At approximately 11:00 AM, No. 99 approached the bridge and was stopped by a flagman protecting a bridgework crew that was unloading materials for repairs on it. In the meantime, Engineer E.B. “Shorty” Webber carried out maintenance on the locomotive while the fireman and front brakeman walked out on to the bridge to inspect the repairs and continued on to the opposite side.

After the flagman gave the all clear, Webber slowly started across the bridge with the intention on picking up the brakeman and fireman on the far side. Despite the ongoing repairs, the bridge had stayed open for several previous days under traffic with no problems. As 820 reached the middle of the bridge, the center span collapsed, plunging it into the river along with Webber and 13 bridge workers. Webber and six of the bridge workers were killed.[2]

Rescuers saved the seven other bridge workers from the river. Thousands of people lined the river as rescue efforts went on. Eventually the bodies of Webber and bridge workers J.W. Crawford, Charles Maddy (found 50 miles downstream near Portsmouth, Ohio), and Emmett Wood were recovered. It was not until June 1913 that C&O was able to salvage the locomotive from the river.[3]


References[edit]
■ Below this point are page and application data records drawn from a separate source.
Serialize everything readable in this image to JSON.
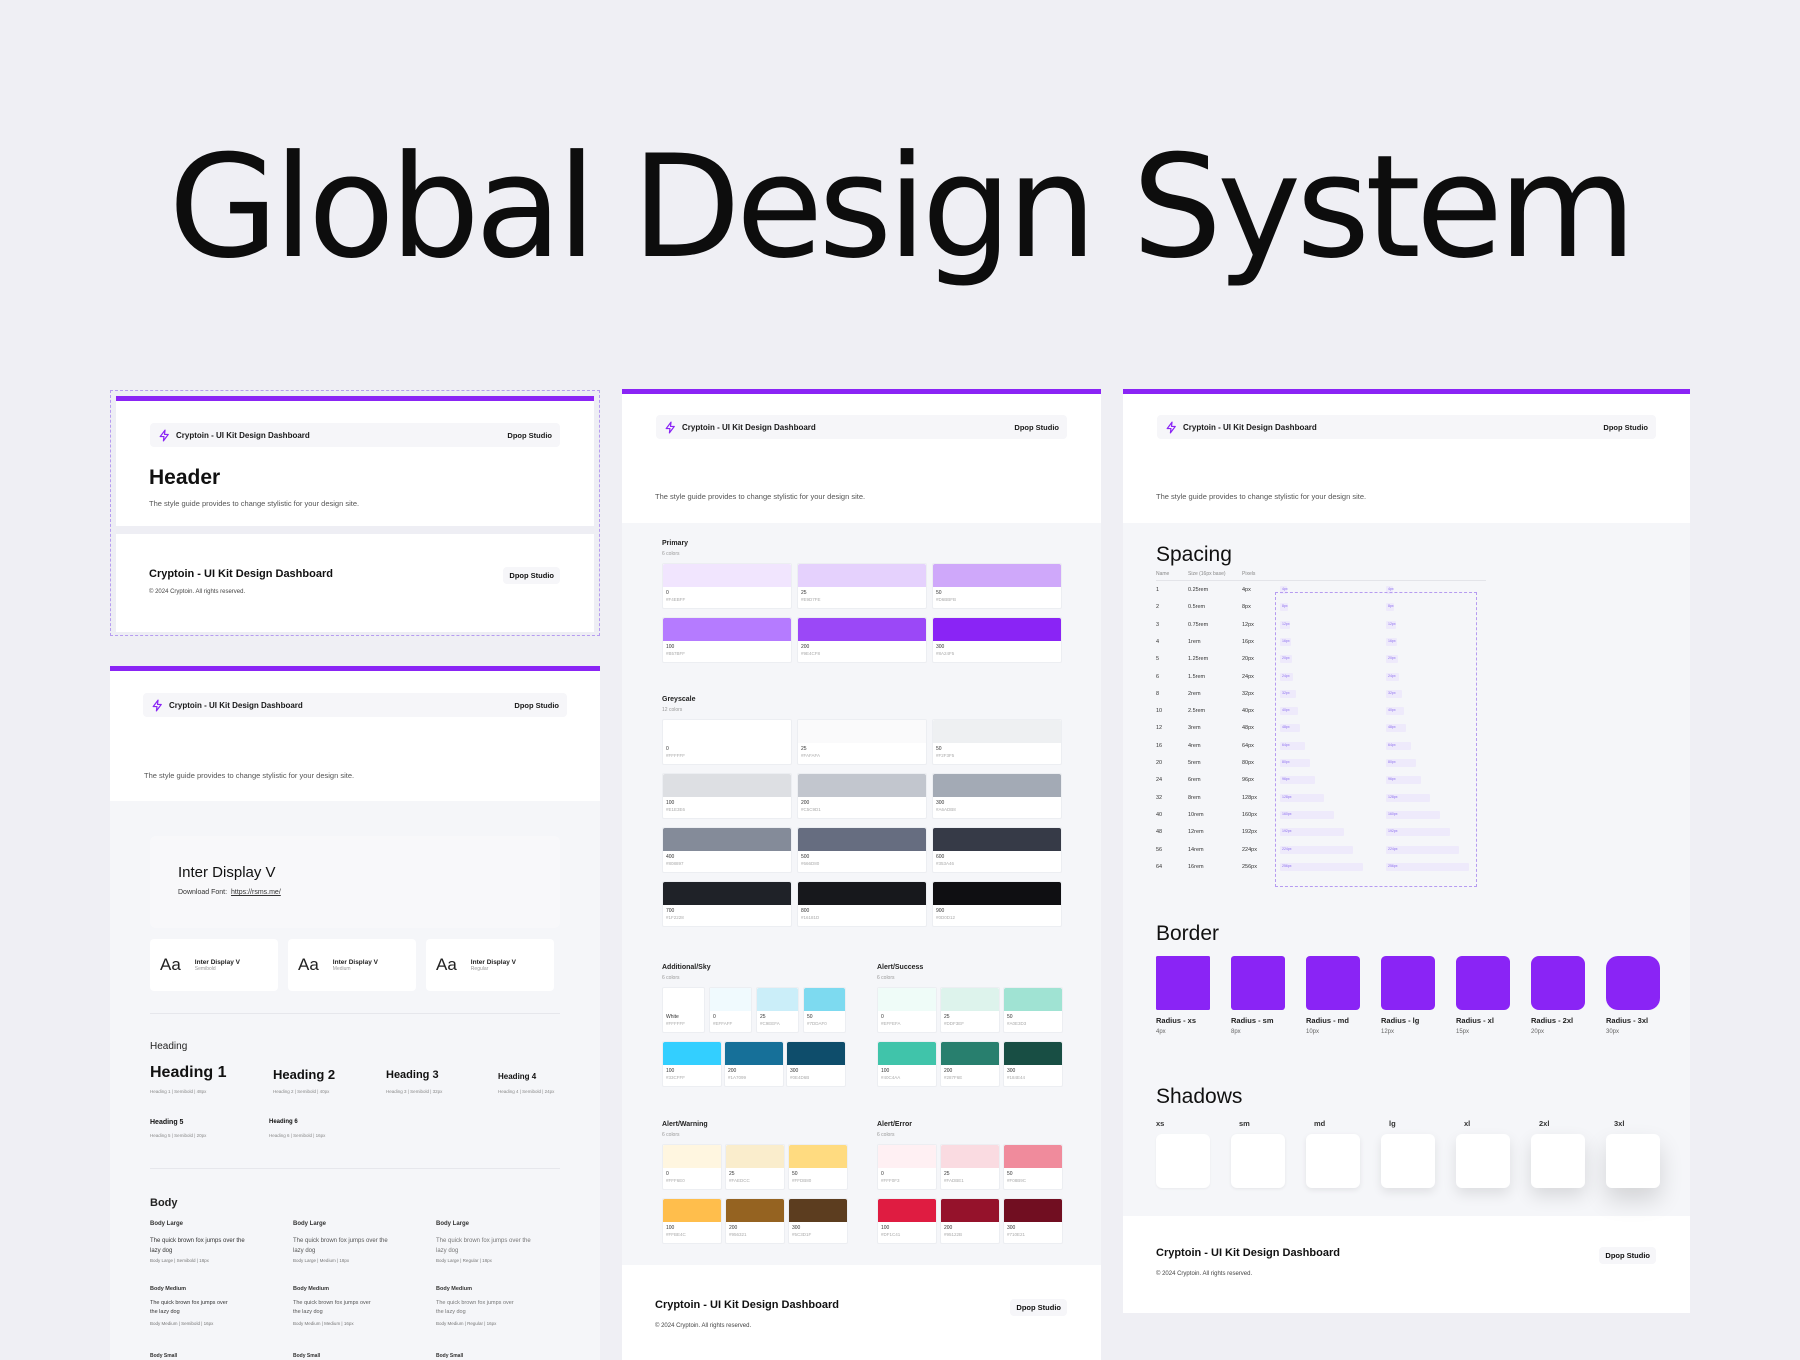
{
  "page_title": "Global Design System",
  "brand": {
    "name": "Cryptoin - UI Kit Design Dashboard",
    "studio": "Dpop Studio",
    "accent": "#8A24F5"
  },
  "header_card": {
    "heading": "Header",
    "desc": "The style guide provides to change stylistic for your design site.",
    "footer_title": "Cryptoin - UI Kit Design Dashboard",
    "copyright": "© 2024 Cryptoin. All rights reserved."
  },
  "typography_card": {
    "desc": "The style guide provides to change stylistic for your design site.",
    "font_name": "Inter Display V",
    "download_label": "Download Font:",
    "download_link": "https://rsms.me/",
    "weights": [
      {
        "sample": "Aa",
        "name": "Inter Display V",
        "weight": "Semibold"
      },
      {
        "sample": "Aa",
        "name": "Inter Display V",
        "weight": "Medium"
      },
      {
        "sample": "Aa",
        "name": "Inter Display V",
        "weight": "Regular"
      }
    ],
    "heading_section": "Heading",
    "headings": [
      {
        "label": "Heading 1",
        "meta": "Heading 1 | Semibold | 48px"
      },
      {
        "label": "Heading 2",
        "meta": "Heading 2 | Semibold | 40px"
      },
      {
        "label": "Heading 3",
        "meta": "Heading 3 | Semibold | 32px"
      },
      {
        "label": "Heading 4",
        "meta": "Heading 4 | Semibold | 24px"
      },
      {
        "label": "Heading 5",
        "meta": "Heading 5 | Semibold | 20px"
      },
      {
        "label": "Heading 6",
        "meta": "Heading 6 | Semibold | 16px"
      }
    ],
    "body_section": "Body",
    "body": [
      {
        "label": "Body Large",
        "text": "The quick brown fox jumps over the lazy dog",
        "meta": "Body Large | Semibold | 18px"
      },
      {
        "label": "Body Large",
        "text": "The quick brown fox jumps over the lazy dog",
        "meta": "Body Large | Medium | 18px"
      },
      {
        "label": "Body Large",
        "text": "The quick brown fox jumps over the lazy dog",
        "meta": "Body Large | Regular | 18px"
      },
      {
        "label": "Body Medium",
        "text": "The quick brown fox jumps over the lazy dog",
        "meta": "Body Medium | Semibold | 16px"
      },
      {
        "label": "Body Medium",
        "text": "The quick brown fox jumps over the lazy dog",
        "meta": "Body Medium | Medium | 16px"
      },
      {
        "label": "Body Medium",
        "text": "The quick brown fox jumps over the lazy dog",
        "meta": "Body Medium | Regular | 16px"
      },
      {
        "label": "Body Small"
      },
      {
        "label": "Body Small"
      },
      {
        "label": "Body Small"
      }
    ]
  },
  "colors_card": {
    "desc": "The style guide provides to change stylistic for your design site.",
    "primary": {
      "title": "Primary",
      "count": "6 colors",
      "swatches": [
        {
          "n": "0",
          "h": "#F4EBFF",
          "c": "#F1E5FE"
        },
        {
          "n": "25",
          "h": "#E9D7FE",
          "c": "#E5D1FD"
        },
        {
          "n": "50",
          "h": "#D6BBFB",
          "c": "#CFA8FA"
        },
        {
          "n": "100",
          "h": "#B57BFF",
          "c": "#B57BFF"
        },
        {
          "n": "200",
          "h": "#9E4CF8",
          "c": "#9B48F7"
        },
        {
          "n": "300",
          "h": "#8A24F5",
          "c": "#8A24F5"
        }
      ]
    },
    "greyscale": {
      "title": "Greyscale",
      "count": "12 colors",
      "swatches": [
        {
          "n": "0",
          "h": "#FFFFFF",
          "c": "#FFFFFF"
        },
        {
          "n": "25",
          "h": "#FAFAFA",
          "c": "#FAFAFB"
        },
        {
          "n": "50",
          "h": "#F2F3F5",
          "c": "#EEF0F2"
        },
        {
          "n": "100",
          "h": "#E1E3E6",
          "c": "#DDDFE3"
        },
        {
          "n": "200",
          "h": "#C5C9D1",
          "c": "#C2C6CE"
        },
        {
          "n": "300",
          "h": "#A6ADB8",
          "c": "#A3AAB5"
        },
        {
          "n": "400",
          "h": "#808897",
          "c": "#848B99"
        },
        {
          "n": "500",
          "h": "#666D80",
          "c": "#666D80"
        },
        {
          "n": "600",
          "h": "#353A46",
          "c": "#363A47"
        },
        {
          "n": "700",
          "h": "#1F2228",
          "c": "#1F2228"
        },
        {
          "n": "800",
          "h": "#16181D",
          "c": "#17181C"
        },
        {
          "n": "900",
          "h": "#0D0D12",
          "c": "#0F0F12"
        }
      ]
    },
    "sky": {
      "title": "Additional/Sky",
      "count": "6 colors",
      "swatches": [
        {
          "n": "White",
          "h": "#FFFFFF",
          "c": "#FFFFFF"
        },
        {
          "n": "0",
          "h": "#EFFAFF",
          "c": "#F0FAFE"
        },
        {
          "n": "25",
          "h": "#C9EEFA",
          "c": "#CBEEF9"
        },
        {
          "n": "50",
          "h": "#7DDAF0",
          "c": "#7DDAF0"
        },
        {
          "n": "100",
          "h": "#33CFFF",
          "c": "#33CFFF"
        },
        {
          "n": "200",
          "h": "#1A7099",
          "c": "#167099"
        },
        {
          "n": "300",
          "h": "#0E4D6B",
          "c": "#0E4D6B"
        }
      ]
    },
    "success": {
      "title": "Alert/Success",
      "count": "6 colors",
      "swatches": [
        {
          "n": "0",
          "h": "#EFFEFA",
          "c": "#EFFCF8"
        },
        {
          "n": "25",
          "h": "#DDF3EF",
          "c": "#DDF3EC"
        },
        {
          "n": "50",
          "h": "#A0E3D3",
          "c": "#A0E3D3"
        },
        {
          "n": "100",
          "h": "#40C4AA",
          "c": "#40C4AA"
        },
        {
          "n": "200",
          "h": "#287F6E",
          "c": "#287F6E"
        },
        {
          "n": "300",
          "h": "#184E44",
          "c": "#184E44"
        }
      ]
    },
    "warning": {
      "title": "Alert/Warning",
      "count": "6 colors",
      "swatches": [
        {
          "n": "0",
          "h": "#FFF6E0",
          "c": "#FFF6E0"
        },
        {
          "n": "25",
          "h": "#FAEDCC",
          "c": "#FAEDCC"
        },
        {
          "n": "50",
          "h": "#FFDB80",
          "c": "#FFDB80"
        },
        {
          "n": "100",
          "h": "#FFBE4C",
          "c": "#FFBE4C"
        },
        {
          "n": "200",
          "h": "#956321",
          "c": "#956321"
        },
        {
          "n": "300",
          "h": "#5C3D1F",
          "c": "#5C3D1F"
        }
      ]
    },
    "error": {
      "title": "Alert/Error",
      "count": "6 colors",
      "swatches": [
        {
          "n": "0",
          "h": "#FFF0F3",
          "c": "#FFF0F3"
        },
        {
          "n": "25",
          "h": "#FADBE1",
          "c": "#FADBE1"
        },
        {
          "n": "50",
          "h": "#F08B9C",
          "c": "#F08B9C"
        },
        {
          "n": "100",
          "h": "#DF1C41",
          "c": "#DF1C41"
        },
        {
          "n": "200",
          "h": "#95122B",
          "c": "#95122B"
        },
        {
          "n": "300",
          "h": "#710E21",
          "c": "#710E21"
        }
      ]
    },
    "footer_title": "Cryptoin - UI Kit Design Dashboard",
    "copyright": "© 2024 Cryptoin. All rights reserved."
  },
  "spacing_card": {
    "desc": "The style guide provides to change stylistic for your design site.",
    "spacing_title": "Spacing",
    "columns": [
      "Name",
      "Size (16px base)",
      "Pixels"
    ],
    "rows": [
      {
        "name": "1",
        "size": "0.25rem",
        "px": "4px",
        "v": 4
      },
      {
        "name": "2",
        "size": "0.5rem",
        "px": "8px",
        "v": 8
      },
      {
        "name": "3",
        "size": "0.75rem",
        "px": "12px",
        "v": 12
      },
      {
        "name": "4",
        "size": "1rem",
        "px": "16px",
        "v": 16
      },
      {
        "name": "5",
        "size": "1.25rem",
        "px": "20px",
        "v": 20
      },
      {
        "name": "6",
        "size": "1.5rem",
        "px": "24px",
        "v": 24
      },
      {
        "name": "8",
        "size": "2rem",
        "px": "32px",
        "v": 32
      },
      {
        "name": "10",
        "size": "2.5rem",
        "px": "40px",
        "v": 40
      },
      {
        "name": "12",
        "size": "3rem",
        "px": "48px",
        "v": 48
      },
      {
        "name": "16",
        "size": "4rem",
        "px": "64px",
        "v": 64
      },
      {
        "name": "20",
        "size": "5rem",
        "px": "80px",
        "v": 80
      },
      {
        "name": "24",
        "size": "6rem",
        "px": "96px",
        "v": 96
      },
      {
        "name": "32",
        "size": "8rem",
        "px": "128px",
        "v": 128
      },
      {
        "name": "40",
        "size": "10rem",
        "px": "160px",
        "v": 160
      },
      {
        "name": "48",
        "size": "12rem",
        "px": "192px",
        "v": 192
      },
      {
        "name": "56",
        "size": "14rem",
        "px": "224px",
        "v": 224
      },
      {
        "name": "64",
        "size": "16rem",
        "px": "256px",
        "v": 256
      }
    ],
    "border_title": "Border",
    "borders": [
      {
        "label": "Radius - xs",
        "px": "4px",
        "r": 4
      },
      {
        "label": "Radius - sm",
        "px": "8px",
        "r": 8
      },
      {
        "label": "Radius - md",
        "px": "10px",
        "r": 10
      },
      {
        "label": "Radius - lg",
        "px": "12px",
        "r": 12
      },
      {
        "label": "Radius - xl",
        "px": "15px",
        "r": 15
      },
      {
        "label": "Radius - 2xl",
        "px": "20px",
        "r": 20
      },
      {
        "label": "Radius - 3xl",
        "px": "30px",
        "r": 30
      }
    ],
    "shadows_title": "Shadows",
    "shadows": [
      "xs",
      "sm",
      "md",
      "lg",
      "xl",
      "2xl",
      "3xl"
    ],
    "footer_title": "Cryptoin - UI Kit Design Dashboard",
    "copyright": "© 2024 Cryptoin. All rights reserved."
  }
}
  1. ^ http://query.nytimes.com/mem/archive-free/pdf?res=FB0B16F8395F13738DDDAB0894D9405B838DF1D3
  2. ^ http://hin.stparchive.com/Archive/HIN/HIN11021999P02.php
  3. ^ Don Mills, "Guyandotte Disaster", Feb 2005, based on "Guyandotte Disaster", January 1, 1913", Cabell Record Archives, reprinted in Chesapeake & Ohio Historical Society Magazine, May 1994, accessed 24 Aug 2009